Repeat the listing beneath this line exactly, keeping every character.

* * * *

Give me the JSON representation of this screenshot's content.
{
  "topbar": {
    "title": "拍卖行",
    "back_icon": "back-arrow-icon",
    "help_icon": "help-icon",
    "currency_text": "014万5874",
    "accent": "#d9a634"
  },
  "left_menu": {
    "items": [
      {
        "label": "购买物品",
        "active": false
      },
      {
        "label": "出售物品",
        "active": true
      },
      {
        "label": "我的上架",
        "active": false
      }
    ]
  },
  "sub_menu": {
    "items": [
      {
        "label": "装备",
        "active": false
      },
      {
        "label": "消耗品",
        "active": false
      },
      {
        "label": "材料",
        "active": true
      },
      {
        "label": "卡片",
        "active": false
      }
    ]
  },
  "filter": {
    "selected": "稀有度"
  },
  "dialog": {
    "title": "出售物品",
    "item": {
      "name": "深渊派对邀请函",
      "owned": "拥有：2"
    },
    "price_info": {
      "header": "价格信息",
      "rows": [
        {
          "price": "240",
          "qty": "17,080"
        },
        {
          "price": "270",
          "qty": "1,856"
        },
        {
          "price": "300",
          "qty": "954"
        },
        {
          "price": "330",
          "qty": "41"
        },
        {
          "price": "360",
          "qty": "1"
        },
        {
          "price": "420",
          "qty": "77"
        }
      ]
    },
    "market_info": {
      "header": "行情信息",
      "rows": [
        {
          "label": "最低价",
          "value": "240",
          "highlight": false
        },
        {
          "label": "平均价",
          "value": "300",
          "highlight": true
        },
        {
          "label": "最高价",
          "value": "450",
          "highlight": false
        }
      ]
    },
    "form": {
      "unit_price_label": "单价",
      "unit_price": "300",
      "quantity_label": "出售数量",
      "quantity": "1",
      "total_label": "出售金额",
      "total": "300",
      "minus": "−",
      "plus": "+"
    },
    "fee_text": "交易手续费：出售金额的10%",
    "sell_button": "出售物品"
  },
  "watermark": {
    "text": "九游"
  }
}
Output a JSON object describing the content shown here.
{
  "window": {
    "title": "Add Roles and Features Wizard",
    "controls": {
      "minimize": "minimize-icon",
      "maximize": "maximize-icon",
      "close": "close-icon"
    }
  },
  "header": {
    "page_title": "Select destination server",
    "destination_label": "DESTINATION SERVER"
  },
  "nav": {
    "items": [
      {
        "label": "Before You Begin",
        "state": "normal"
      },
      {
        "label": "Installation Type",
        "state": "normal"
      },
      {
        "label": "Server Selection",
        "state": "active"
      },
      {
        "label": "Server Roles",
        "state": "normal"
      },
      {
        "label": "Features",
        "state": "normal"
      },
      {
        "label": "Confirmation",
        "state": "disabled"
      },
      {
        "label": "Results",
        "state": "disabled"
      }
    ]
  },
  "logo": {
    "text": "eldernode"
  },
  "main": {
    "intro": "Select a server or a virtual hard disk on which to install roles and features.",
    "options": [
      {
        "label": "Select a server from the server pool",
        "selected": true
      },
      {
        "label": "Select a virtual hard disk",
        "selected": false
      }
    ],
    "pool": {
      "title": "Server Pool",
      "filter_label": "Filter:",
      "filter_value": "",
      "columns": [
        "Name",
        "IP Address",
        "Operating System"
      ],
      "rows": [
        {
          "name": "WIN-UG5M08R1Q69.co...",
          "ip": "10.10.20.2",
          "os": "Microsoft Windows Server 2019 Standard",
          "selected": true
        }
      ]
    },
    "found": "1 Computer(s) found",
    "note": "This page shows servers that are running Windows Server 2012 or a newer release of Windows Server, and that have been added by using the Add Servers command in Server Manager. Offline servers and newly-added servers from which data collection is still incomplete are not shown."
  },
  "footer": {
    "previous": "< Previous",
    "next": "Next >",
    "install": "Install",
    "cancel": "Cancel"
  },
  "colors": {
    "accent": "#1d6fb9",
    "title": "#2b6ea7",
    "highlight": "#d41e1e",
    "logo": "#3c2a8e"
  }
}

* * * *

- **Answer space**
Give me the JSON representation of this screenshot's content.
{
  "topbar": {
    "title": "拍卖行",
    "back_icon": "back-arrow-icon",
    "help_icon": "help-icon",
    "currency_text": "014万5874",
    "accent": "#d9a634"
  },
  "left_menu": {
    "items": [
      {
        "label": "购买物品",
        "active": false
      },
      {
        "label": "出售物品",
        "active": true
      },
      {
        "label": "我的上架",
        "active": false
      }
    ]
  },
  "sub_menu": {
    "items": [
      {
        "label": "装备",
        "active": false
      },
      {
        "label": "消耗品",
        "active": false
      },
      {
        "label": "材料",
        "active": true
      },
      {
        "label": "卡片",
        "active": false
      }
    ]
  },
  "filter": {
    "selected": "稀有度"
  },
  "dialog": {
    "title": "出售物品",
    "item": {
      "name": "深渊派对邀请函",
      "owned": "拥有：2"
    },
    "price_info": {
      "header": "价格信息",
      "rows": [
        {
          "price": "240",
          "qty": "17,080"
        },
        {
          "price": "270",
          "qty": "1,856"
        },
        {
          "price": "300",
          "qty": "954"
        },
        {
          "price": "330",
          "qty": "41"
        },
        {
          "price": "360",
          "qty": "1"
        },
        {
          "price": "420",
          "qty": "77"
        }
      ]
    },
    "market_info": {
      "header": "行情信息",
      "rows": [
        {
          "label": "最低价",
          "value": "240",
          "highlight": false
        },
        {
          "label": "平均价",
          "value": "300",
          "highlight": true
        },
        {
          "label": "最高价",
          "value": "450",
          "highlight": false
        }
      ]
    },
    "form": {
      "unit_price_label": "单价",
      "unit_price": "300",
      "quantity_label": "出售数量",
      "quantity": "1",
      "total_label": "出售金额",
      "total": "300",
      "minus": "−",
      "plus": "+"
    },
    "fee_text": "交易手续费：出售金额的10%",
    "sell_button": "出售物品"
  },
  "watermark": {
    "text": "九游"
  }
}
Output a JSON object describing the content shown here.
{
  "window": {
    "title": "Add Roles and Features Wizard",
    "controls": {
      "minimize": "minimize-icon",
      "maximize": "maximize-icon",
      "close": "close-icon"
    }
  },
  "header": {
    "page_title": "Select destination server",
    "destination_label": "DESTINATION SERVER"
  },
  "nav": {
    "items": [
      {
        "label": "Before You Begin",
        "state": "normal"
      },
      {
        "label": "Installation Type",
        "state": "normal"
      },
      {
        "label": "Server Selection",
        "state": "active"
      },
      {
        "label": "Server Roles",
        "state": "normal"
      },
      {
        "label": "Features",
        "state": "normal"
      },
      {
        "label": "Confirmation",
        "state": "disabled"
      },
      {
        "label": "Results",
        "state": "disabled"
      }
    ]
  },
  "logo": {
    "text": "eldernode"
  },
  "main": {
    "intro": "Select a server or a virtual hard disk on which to install roles and features.",
    "options": [
      {
        "label": "Select a server from the server pool",
        "selected": true
      },
      {
        "label": "Select a virtual hard disk",
        "selected": false
      }
    ],
    "pool": {
      "title": "Server Pool",
      "filter_label": "Filter:",
      "filter_value": "",
      "columns": [
        "Name",
        "IP Address",
        "Operating System"
      ],
      "rows": [
        {
          "name": "WIN-UG5M08R1Q69.co...",
          "ip": "10.10.20.2",
          "os": "Microsoft Windows Server 2019 Standard",
          "selected": true
        }
      ]
    },
    "found": "1 Computer(s) found",
    "note": "This page shows servers that are running Windows Server 2012 or a newer release of Windows Server, and that have been added by using the Add Servers command in Server Manager. Offline servers and newly-added servers from which data collection is still incomplete are not shown."
  },
  "footer": {
    "previous": "< Previous",
    "next": "Next >",
    "install": "Install",
    "cancel": "Cancel"
  },
  "colors": {
    "accent": "#1d6fb9",
    "title": "#2b6ea7",
    "highlight": "#d41e1e",
    "logo": "#3c2a8e"
  }
}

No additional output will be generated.